YOUR INSTRUCTIONS
Where the listing shows an image, skip it and output all other material unchanged.

DATA FOR THIS TASK

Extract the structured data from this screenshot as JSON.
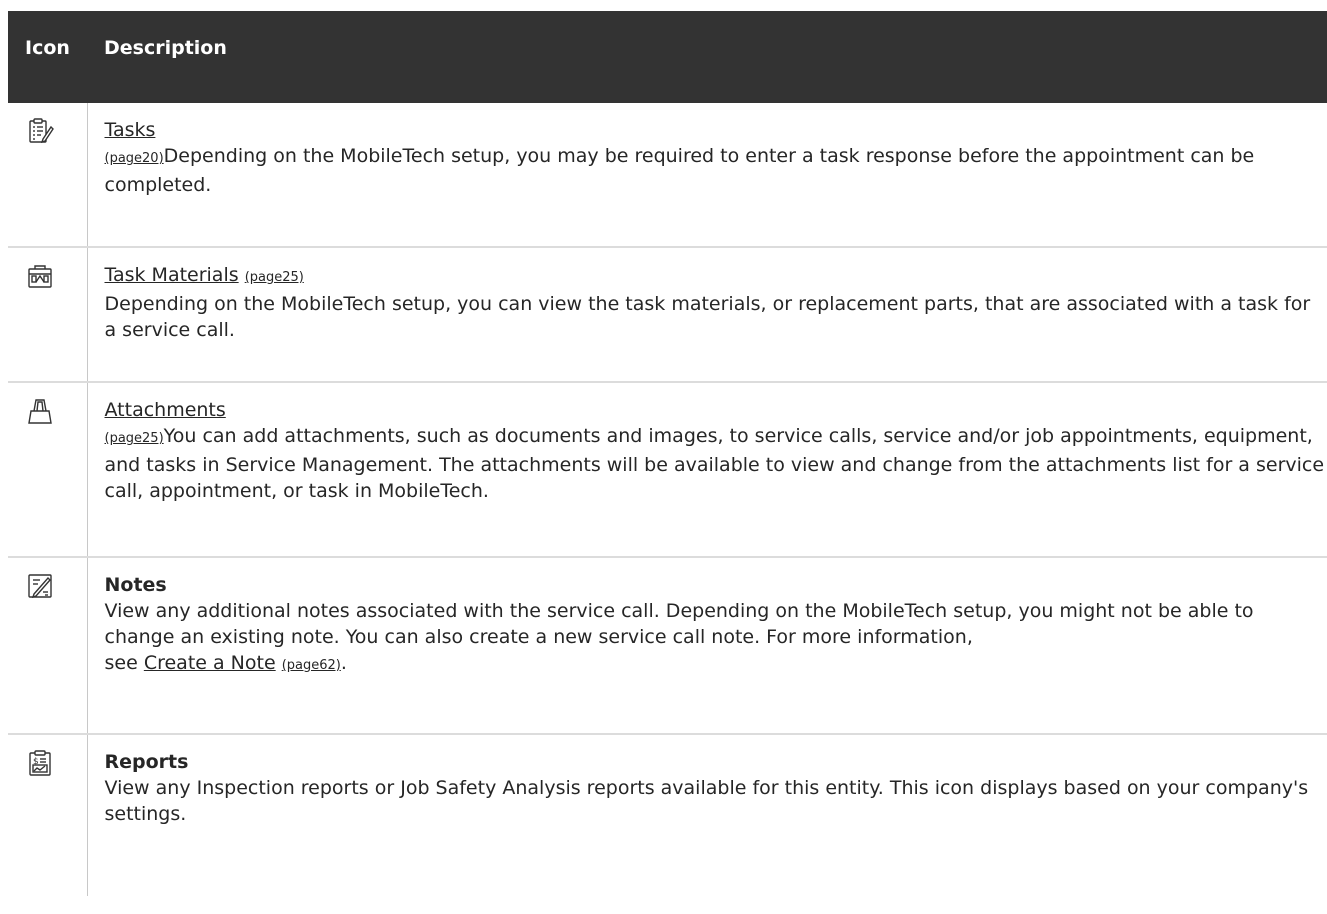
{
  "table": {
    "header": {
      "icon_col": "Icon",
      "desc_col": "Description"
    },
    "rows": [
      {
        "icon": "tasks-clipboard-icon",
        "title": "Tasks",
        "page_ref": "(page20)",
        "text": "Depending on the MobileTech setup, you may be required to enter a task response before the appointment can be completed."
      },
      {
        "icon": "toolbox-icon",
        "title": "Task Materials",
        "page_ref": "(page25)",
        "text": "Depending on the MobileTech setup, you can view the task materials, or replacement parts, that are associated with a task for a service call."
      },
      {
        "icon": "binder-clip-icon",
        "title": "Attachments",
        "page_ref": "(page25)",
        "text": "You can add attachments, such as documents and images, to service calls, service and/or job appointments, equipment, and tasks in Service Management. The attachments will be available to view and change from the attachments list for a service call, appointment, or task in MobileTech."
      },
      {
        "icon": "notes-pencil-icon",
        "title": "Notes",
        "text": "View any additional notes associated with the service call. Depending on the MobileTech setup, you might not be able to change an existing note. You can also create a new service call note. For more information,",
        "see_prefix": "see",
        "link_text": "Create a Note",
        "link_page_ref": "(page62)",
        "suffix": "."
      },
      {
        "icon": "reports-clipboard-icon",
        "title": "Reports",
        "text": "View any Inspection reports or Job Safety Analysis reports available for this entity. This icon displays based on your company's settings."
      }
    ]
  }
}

FINISHED TASK
Extract the structured data from this screenshot as JSON.
{
  "table": {
    "header": {
      "icon_col": "Icon",
      "desc_col": "Description"
    },
    "rows": [
      {
        "icon": "tasks-clipboard-icon",
        "title": "Tasks",
        "page_ref": "(page20)",
        "text": "Depending on the MobileTech setup, you may be required to enter a task response before the appointment can be completed."
      },
      {
        "icon": "toolbox-icon",
        "title": "Task Materials",
        "page_ref": "(page25)",
        "text": "Depending on the MobileTech setup, you can view the task materials, or replacement parts, that are associated with a task for a service call."
      },
      {
        "icon": "binder-clip-icon",
        "title": "Attachments",
        "page_ref": "(page25)",
        "text": "You can add attachments, such as documents and images, to service calls, service and/or job appointments, equipment, and tasks in Service Management. The attachments will be available to view and change from the attachments list for a service call, appointment, or task in MobileTech."
      },
      {
        "icon": "notes-pencil-icon",
        "title": "Notes",
        "text": "View any additional notes associated with the service call. Depending on the MobileTech setup, you might not be able to change an existing note. You can also create a new service call note. For more information,",
        "see_prefix": "see",
        "link_text": "Create a Note",
        "link_page_ref": "(page62)",
        "suffix": "."
      },
      {
        "icon": "reports-clipboard-icon",
        "title": "Reports",
        "text": "View any Inspection reports or Job Safety Analysis reports available for this entity. This icon displays based on your company's settings."
      }
    ]
  }
}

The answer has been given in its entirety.